Dataset entries START

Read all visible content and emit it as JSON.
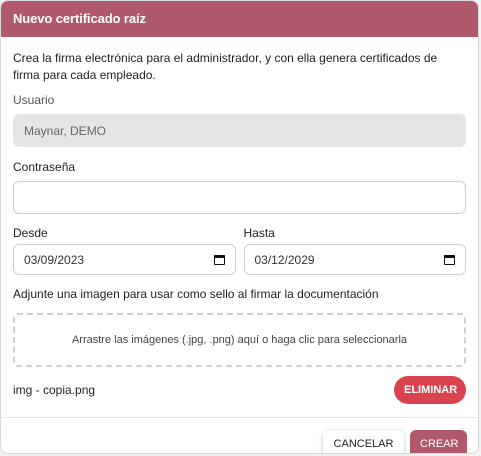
{
  "dialog": {
    "title": "Nuevo certificado raíz",
    "description": "Crea la firma electrónica para el administrador, y con ella genera certificados de firma para cada empleado."
  },
  "form": {
    "usuario_label": "Usuario",
    "usuario_value": "Maynar, DEMO",
    "password_label": "Contraseña",
    "password_value": "",
    "desde_label": "Desde",
    "desde_value": "03/09/2023",
    "hasta_label": "Hasta",
    "hasta_value": "03/12/2029",
    "stamp_label": "Adjunte una imagen para usar como sello al firmar la documentación",
    "dropzone_text": "Arrastre las imágenes (.jpg, .png) aquí o haga clic para seleccionarla",
    "file_name": "img - copia.png",
    "delete_label": "ELIMINAR"
  },
  "footer": {
    "cancel_label": "CANCELAR",
    "create_label": "CREAR"
  },
  "colors": {
    "accent": "#b0596a",
    "danger": "#d9434f"
  },
  "icons": {
    "calendar": "calendar-icon"
  }
}
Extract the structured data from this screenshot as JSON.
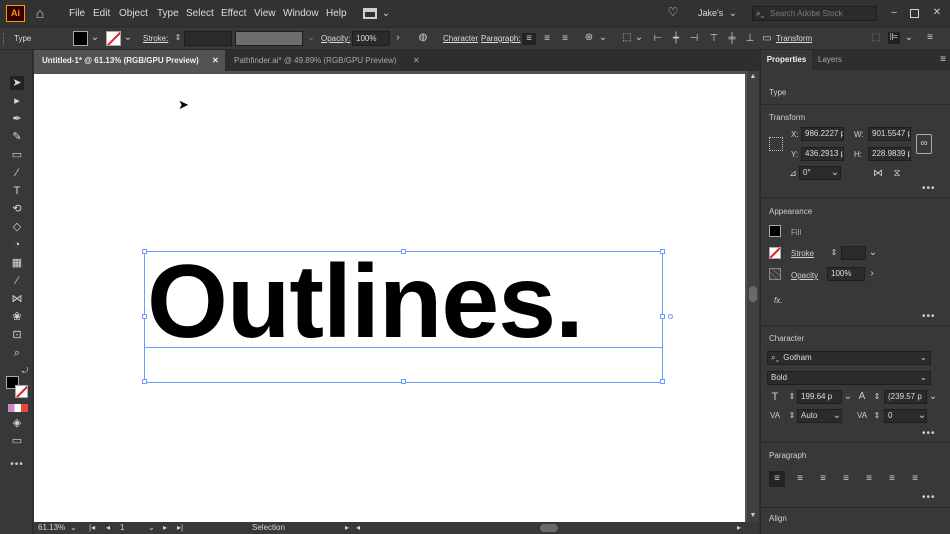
{
  "app": {
    "icon_label": "Ai"
  },
  "menu": [
    "File",
    "Edit",
    "Object",
    "Type",
    "Select",
    "Effect",
    "View",
    "Window",
    "Help"
  ],
  "user": "Jake's",
  "search": {
    "placeholder": "Search Adobe Stock"
  },
  "control": {
    "type_label": "Type",
    "stroke_label": "Stroke:",
    "opacity_label": "Opacity:",
    "opacity_value": "100%",
    "character_link": "Character",
    "paragraph_link": "Paragraph:",
    "transform_link": "Transform"
  },
  "tabs": [
    {
      "label": "Untitled-1* @ 61.13% (RGB/GPU Preview)",
      "active": true
    },
    {
      "label": "Pathfinder.ai* @ 49.89% (RGB/GPU Preview)",
      "active": false
    }
  ],
  "artboard_text": "Outlines.",
  "status": {
    "zoom": "61.13%",
    "artboard": "1",
    "mode": "Selection"
  },
  "panel": {
    "tabs": [
      "Properties",
      "Layers"
    ],
    "selection_type": "Type",
    "transform": {
      "title": "Transform",
      "x_label": "X:",
      "x": "986.2227 p",
      "y_label": "Y:",
      "y": "436.2913 p",
      "w_label": "W:",
      "w": "901.5547 p",
      "h_label": "H:",
      "h": "228.9839 p",
      "angle": "0°"
    },
    "appearance": {
      "title": "Appearance",
      "fill_label": "Fill",
      "stroke_label": "Stroke",
      "opacity_label": "Opacity",
      "opacity_value": "100%",
      "fx_label": "fx."
    },
    "character": {
      "title": "Character",
      "font": "Gotham",
      "style": "Bold",
      "size": "199.64 p",
      "leading": "(239.57 p",
      "kerning": "Auto",
      "tracking": "0"
    },
    "paragraph": {
      "title": "Paragraph"
    },
    "align": {
      "title": "Align"
    }
  },
  "colors": {
    "accent": "#6b9cff",
    "app_orange": "#ff9a00",
    "stroke_red": "#e02020"
  }
}
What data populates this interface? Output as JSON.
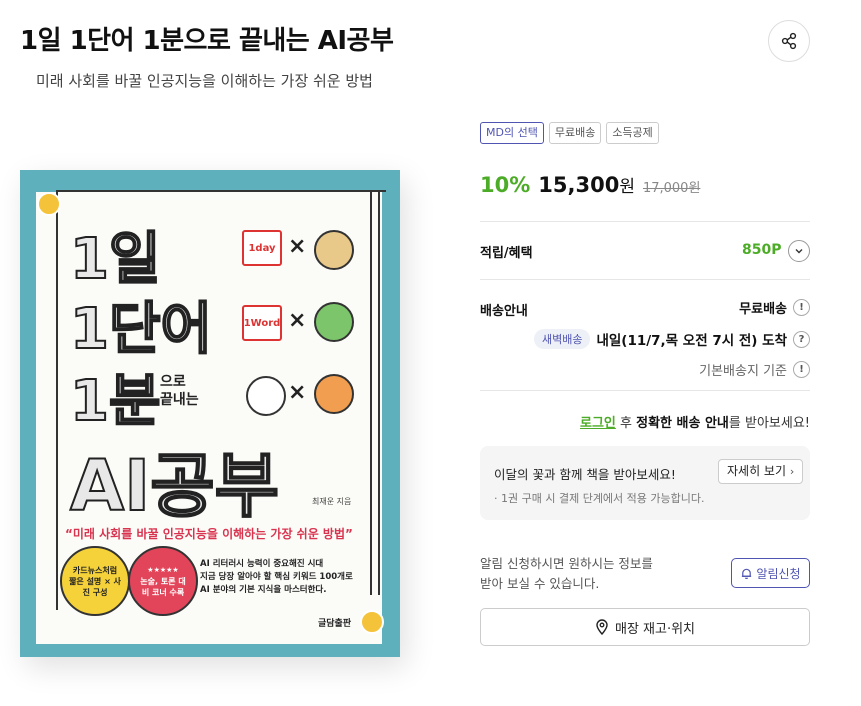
{
  "header": {
    "title": "1일 1단어 1분으로 끝내는 AI공부",
    "subtitle": "미래 사회를 바꿀 인공지능을 이해하는 가장 쉬운 방법",
    "share_icon": "share-icon"
  },
  "cover": {
    "line1": "1일",
    "line2": "1단어",
    "line3": "1분",
    "line3_small_a": "으로",
    "line3_small_b": "끝내는",
    "line4": "AI공부",
    "icon1_label": "1day",
    "icon2_label": "1Word",
    "author": "최재운 지음",
    "quote": "“미래 사회를 바꿀 인공지능을 이해하는 가장 쉬운 방법”",
    "circle_yellow": "카드뉴스처럼 짧은 설명 × 사진 구성",
    "circle_red_stars": "★★★★★",
    "circle_red": "논술, 토론 대비 코너 수록",
    "desc_1": "AI 리터러시 능력이 중요해진 시대",
    "desc_2": "지금 당장 알아야 할 핵심 키워드 100개로",
    "desc_3": "AI 분야의 기본 지식을 마스터한다.",
    "publisher": "글담출판",
    "bg_color": "#5fb0bd"
  },
  "tags": [
    "MD의 선택",
    "무료배송",
    "소득공제"
  ],
  "price": {
    "discount": "10%",
    "amount": "15,300",
    "unit": "원",
    "original": "17,000원"
  },
  "benefit": {
    "label": "적립/혜택",
    "points": "850P"
  },
  "shipping": {
    "label": "배송안내",
    "free": "무료배송",
    "dawn_tag": "새벽배송",
    "arrival": "내일(11/7,목 오전 7시 전) 도착",
    "base": "기본배송지 기준",
    "info_mark": "!",
    "help_mark": "?"
  },
  "login_prompt": {
    "link": "로그인",
    "mid": " 후 ",
    "bold": "정확한 배송 안내",
    "tail": "를 받아보세요!"
  },
  "promo": {
    "title": "이달의 꽃과 함께 책을 받아보세요!",
    "note": "· 1권 구매 시 결제 단계에서 적용 가능합니다.",
    "button": "자세히 보기"
  },
  "alarm": {
    "text_1": "알림 신청하시면 원하시는 정보를",
    "text_2": "받아 보실 수 있습니다.",
    "button": "알림신청"
  },
  "store": {
    "button": "매장 재고·위치"
  },
  "colors": {
    "accent_green": "#4dac27",
    "accent_blue": "#5055b1",
    "cover_red": "#d9344f"
  }
}
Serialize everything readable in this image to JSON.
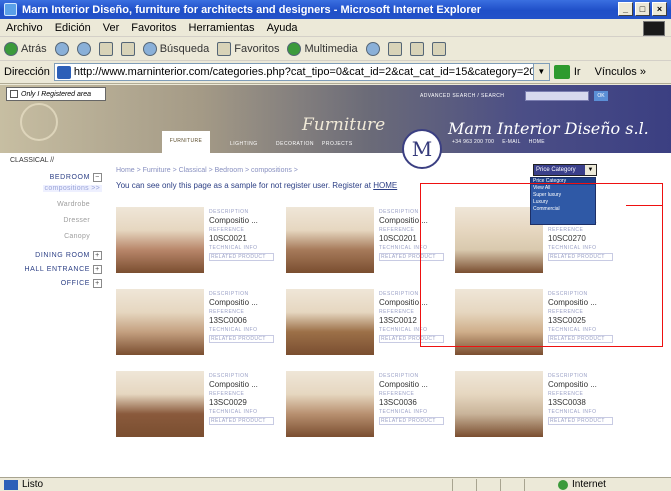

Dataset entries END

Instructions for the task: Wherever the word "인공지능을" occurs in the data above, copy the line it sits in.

Response:
    "subtitle": "미래 사회를 바꿀 인공지능을 이해하는 가장 쉬운 방법",
    "quote": "“미래 사회를 바꿀 인공지능을 이해하는 가장 쉬운 방법”",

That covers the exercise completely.